“You are better off going to a more affordable city”… pic.twitter.com/zrIfjoE75H
— Rebecca Brannon (@RebsBrannon) September 27, 2023
Mayor Eric Adams (D) has been openly critical of the federal administration’s handling of immigration, asserting that the crisis is poised to “destroy New York City.” Frustrated with the substantial burden on city resources, Adams declared a state of emergency, calling on lawmakers to revoke New York City’s sanctuary status. He shortened shelter stay durations from 60 to 30 days, urging migrants to reconsider their destination.
New York Gov. Kathy Hochul (D) has also responded by deploying an additional 150 National Guard members to assist in managing the current immigrant population within the state while simultaneously blaming Republican leadership for the present situation.
New York, a place that voted for Joe Biden 80% over Donald Trump, is getting exactly what they voted for.
The entire city is overrun by so many criminal and illegal migrants that now their voting power is reduced, all their public services have been pushed to the absolute max,…
— Benny Johnson (@bennyjohnson) September 20, 2023
Census data reveal over 60,000 illegal immigrants currently residing in New York City, with only 2% applying for work visas. The city anticipates migrant care expenses to reach $12 billion by mid-2025, costing taxpayers $387 per migrant household per day, as reported by Bloomberg.
The city’s decision to direct migrants elsewhere contradicts its longstanding “Right to Shelter” law. It has sparked debates, with newly Republican Dallas Mayor Eric Johnson renouncing his previous membership in the Democratic Party over its failure to support major cities adequately.
The Adams administration’s decision to extend its contract with local hotels, committing to house migrants at an additional cost of over $1 billion, has ignited further controversy. The decision, labeled by critics as fiscal recklessness, has escalated concerns over the city’s continuous, unbridled spending to manage the immigrant influx.
The city’s agreement with the New York City Hotel Association is poised to extend through August 2026, with the revised contract’s new total reaching $1.365 billion. Critics argue this sends a message of reluctance to reduce the migrant population and presents potential benefits to the hotel industry at taxpayers’ expense without the city securing competitive bids that could lower costs.
However, city officials argue that the proposal for a contract extension is flexible, allowing adaptation to the changing ground realities and providing the option to scale back or terminate if needed.

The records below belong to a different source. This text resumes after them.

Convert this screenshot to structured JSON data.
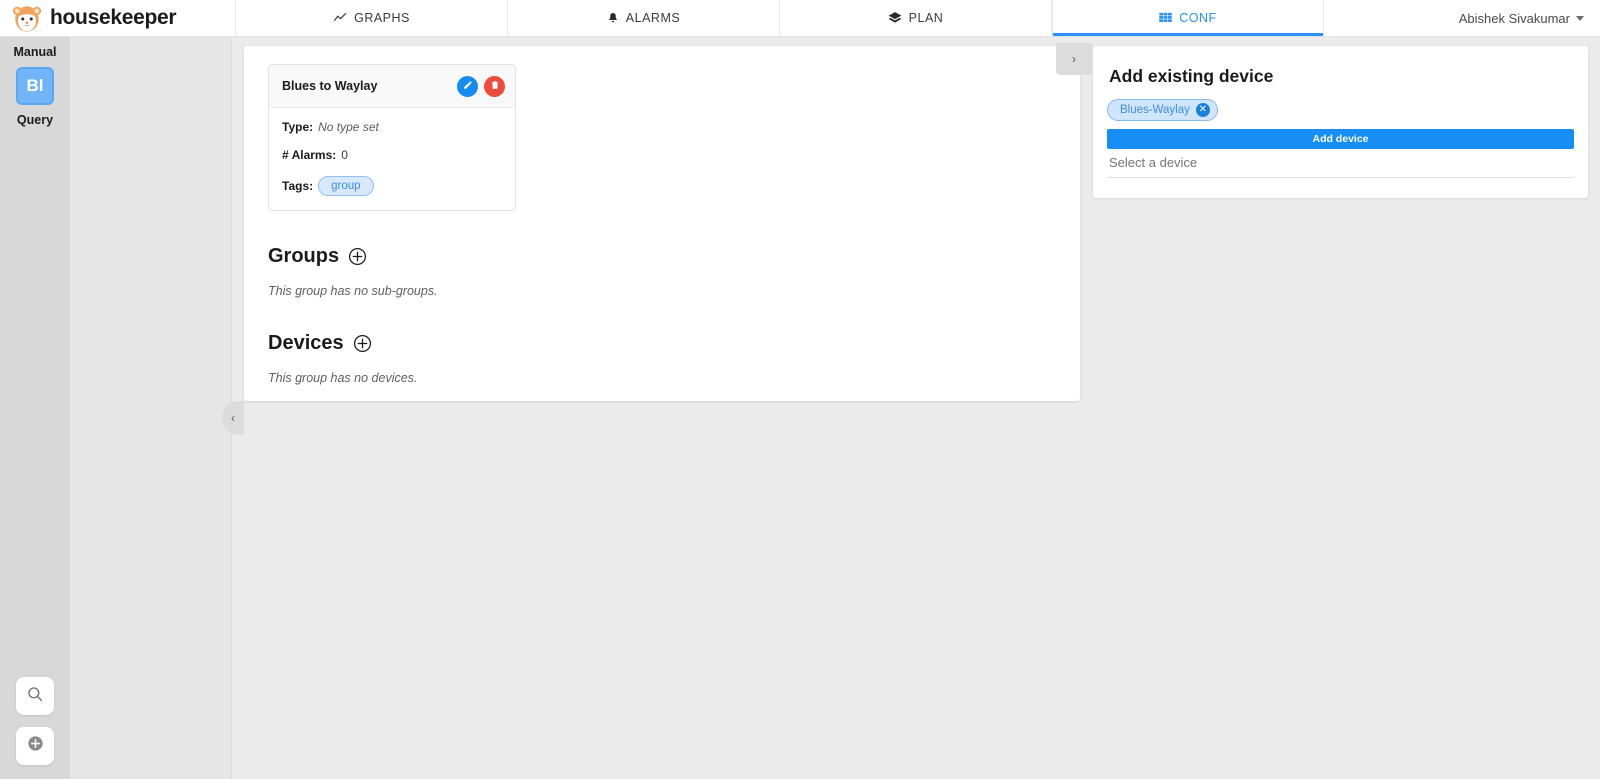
{
  "header": {
    "brand": "housekeeper",
    "logo_icon": "hamster-mascot-logo",
    "tabs": [
      {
        "label": "GRAPHS",
        "icon": "line-chart-icon",
        "active": false
      },
      {
        "label": "ALARMS",
        "icon": "bell-icon",
        "active": false
      },
      {
        "label": "PLAN",
        "icon": "layers-icon",
        "active": false
      },
      {
        "label": "CONF",
        "icon": "grid-icon",
        "active": true
      }
    ],
    "user": {
      "name": "Abishek Sivakumar",
      "caret_icon": "chevron-down-icon"
    },
    "accent_color": "#2a92f4"
  },
  "sidebar": {
    "manual_label": "Manual",
    "tile_label": "Bl",
    "query_label": "Query",
    "tile_color": "#72b4f8",
    "buttons": [
      {
        "name": "search",
        "icon": "search-icon"
      },
      {
        "name": "add",
        "icon": "plus-circle-icon"
      }
    ]
  },
  "main": {
    "group_card": {
      "title": "Blues to Waylay",
      "edit_icon": "pencil-icon",
      "delete_icon": "trash-icon",
      "edit_color": "#168cf3",
      "delete_color": "#ee4b3a",
      "fields": [
        {
          "key": "Type:",
          "value": "No type set",
          "italic": true
        },
        {
          "key": "# Alarms:",
          "value": "0",
          "italic": false
        }
      ],
      "tags_label": "Tags:",
      "tags": [
        "group"
      ]
    },
    "sections": [
      {
        "title": "Groups",
        "add_icon": "plus-circle-outline-icon",
        "empty_text": "This group has no sub-groups."
      },
      {
        "title": "Devices",
        "add_icon": "plus-circle-outline-icon",
        "empty_text": "This group has no devices."
      }
    ],
    "handles": {
      "left": "‹",
      "right": "›"
    }
  },
  "right_panel": {
    "title": "Add existing device",
    "selected_chip": {
      "label": "Blues-Waylay",
      "remove_icon": "close-circle-icon"
    },
    "add_button_label": "Add device",
    "add_button_color": "#178ef5",
    "select_placeholder": "Select a device"
  }
}
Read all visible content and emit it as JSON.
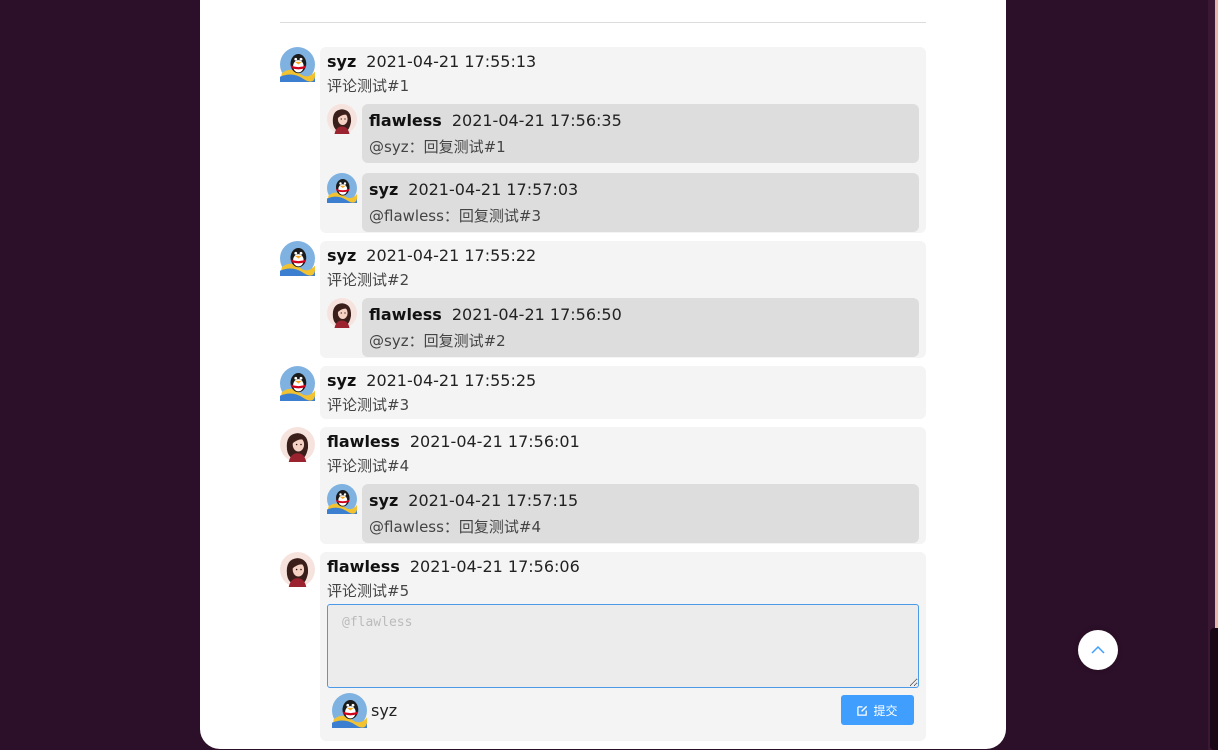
{
  "comments": [
    {
      "user": "syz",
      "avatar": "penguin-avatar-icon",
      "time": "2021-04-21 17:55:13",
      "text": "评论测试#1",
      "replies": [
        {
          "user": "flawless",
          "avatar": "girl-avatar-icon",
          "time": "2021-04-21 17:56:35",
          "text": "@syz：回复测试#1"
        },
        {
          "user": "syz",
          "avatar": "penguin-avatar-icon",
          "time": "2021-04-21 17:57:03",
          "text": "@flawless：回复测试#3"
        }
      ]
    },
    {
      "user": "syz",
      "avatar": "penguin-avatar-icon",
      "time": "2021-04-21 17:55:22",
      "text": "评论测试#2",
      "replies": [
        {
          "user": "flawless",
          "avatar": "girl-avatar-icon",
          "time": "2021-04-21 17:56:50",
          "text": "@syz：回复测试#2"
        }
      ]
    },
    {
      "user": "syz",
      "avatar": "penguin-avatar-icon",
      "time": "2021-04-21 17:55:25",
      "text": "评论测试#3",
      "replies": []
    },
    {
      "user": "flawless",
      "avatar": "girl-avatar-icon",
      "time": "2021-04-21 17:56:01",
      "text": "评论测试#4",
      "replies": [
        {
          "user": "syz",
          "avatar": "penguin-avatar-icon",
          "time": "2021-04-21 17:57:15",
          "text": "@flawless：回复测试#4"
        }
      ]
    },
    {
      "user": "flawless",
      "avatar": "girl-avatar-icon",
      "time": "2021-04-21 17:56:06",
      "text": "评论测试#5",
      "replies": []
    }
  ],
  "editor": {
    "placeholder": "@flawless",
    "value": "",
    "current_user": "syz",
    "current_avatar": "penguin-avatar-icon",
    "submit_label": "提交",
    "submit_icon": "edit-icon"
  },
  "back_to_top_icon": "chevron-up-icon",
  "colors": {
    "background": "#2c0f28",
    "accent": "#409eff",
    "comment_bg": "#f4f4f4",
    "reply_bg": "#dddddd"
  }
}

Mayor Adams, who enjoys strong ties with the hotel industry, has the endorsement of the Hotel Trades Council, representing 31,000 hotel workers. CEO of the NYC Hotel Association, Vijay Dandapani, hasn’t ruled out the possibility of a decrease in the projected costs if the migrant population drops and fewer hotels are needed.
This strategic redirection of migrants by local Democrats in New York highlights the more significant, underlying national issue: the struggle of cities to manage the repercussions of the federal government’s immigration policies and the ensuing debate over states’ rights and federal responsibility. The responses from Mayor Adams and Gov. Hochul symbolize a broader discontent with the Biden administration’s approach to immigration and reflect the tangible, local impacts of national policies.